I remember, for example, that one of my friends came back from a few days off school when we were kids. She'd been to her nan's funeral, and returned with a story that began with the funeral procession and tears in the hearse and ended with her family members shaking with silent laughter in the church while the priest delivered his eulogy for their lost matriarch. And this wasn't because her family were heartless. Instead, the priest had done such a magnificent job of butchering the pronunciation of both the family surname and the first names of my friend's aunt and uncle, that they couldn't help but laugh. Speaking to her, she said it was just the sort of thing her grandma would have found funny, too.
And now we turn to this group of lads on a stag do, who took a blow-up doll to Ground Zero in New York. When you consider that they did so on the site of the Twin Tower attacks a couple of days before the city prepares to mourn the 15th anniversary of 9/11, things really ramp up a notch.
This is next-level banter. The sort of banter that requires a certain commitment, that needs a group of grown men to sit around in their midtown hotel – patterned carpets and that sharply artificial citrus air freshener smell hanging in the air – and decide that "yes, mate, I certainly would like to pay my respects at Ground Zero. But we're off to that happy hour right afterwards, so let's just bring Esmeralda along with us too."

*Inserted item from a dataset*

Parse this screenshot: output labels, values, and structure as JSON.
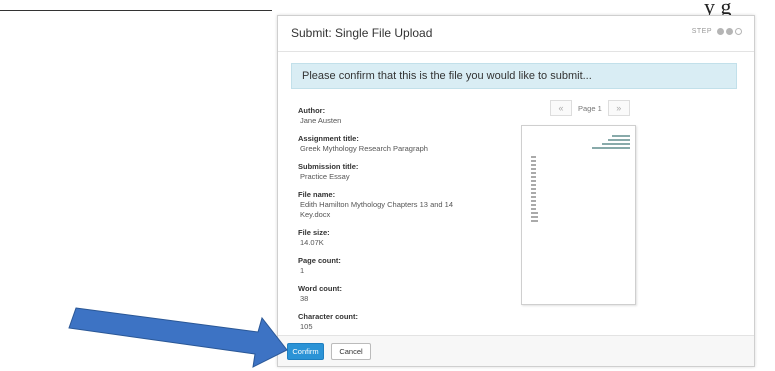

Naturally, people there weren't in love with the idea. According to the MailOnline, a police officer asked the men to move it along, but not before they were photographed by someone working for Barcroft Media and turned into a story for local New York TV news. A man who reportedly identified himself as the groom-to-be was reported to have said "it's just a bachelor party" when he and his lads were asked what they were doing. They opted for a "no comment" response to further questions.
When told about the stag do, Rosanne Hughes, a 61-year-old member of New Jersey's 9/11 Memorial Foundation whose husband died in the attacks, told the MailOnline: "I'm speechless. I don't even have any words for that - that's a disgrace. That is sacred ground, I lost my husband and I don't even know what to say - it's disgusting."
Honestly, with a display like this, you can't even be angry. This is the next logical step, at a time when people already take smiling selfies at Ground Zero, do handstands for the 'Gram at the Memorial to the Murdered Jews of Europe in Berlin and have to be explicitly banned from catching Weedles on Pokemon Go at a Hiroshima memorial park. It's unlikely the stag do top lads were using their blow-up doll to help facilitate a cathartic release from laughter, but they directly stumbled right onto a blurring line of what's considered acceptable.
This week's also seen a Texas mattress company post a now-deleted ad for a two-for-one sale, complete with two pillow stacks in the style of the Twin Towers being knocked over while a woman screams. Right before the clip ends, she half-smiles and says "we will never forget", after advertising the "twin" deals – the company's since apologised and its owner may have closed the shop for good. Laughter definitely works as a tonic when things are shit, but it's usually all about timing and context. This time, both the stag lads and this company eager to flog a few more mattresses before winter failed to get either right.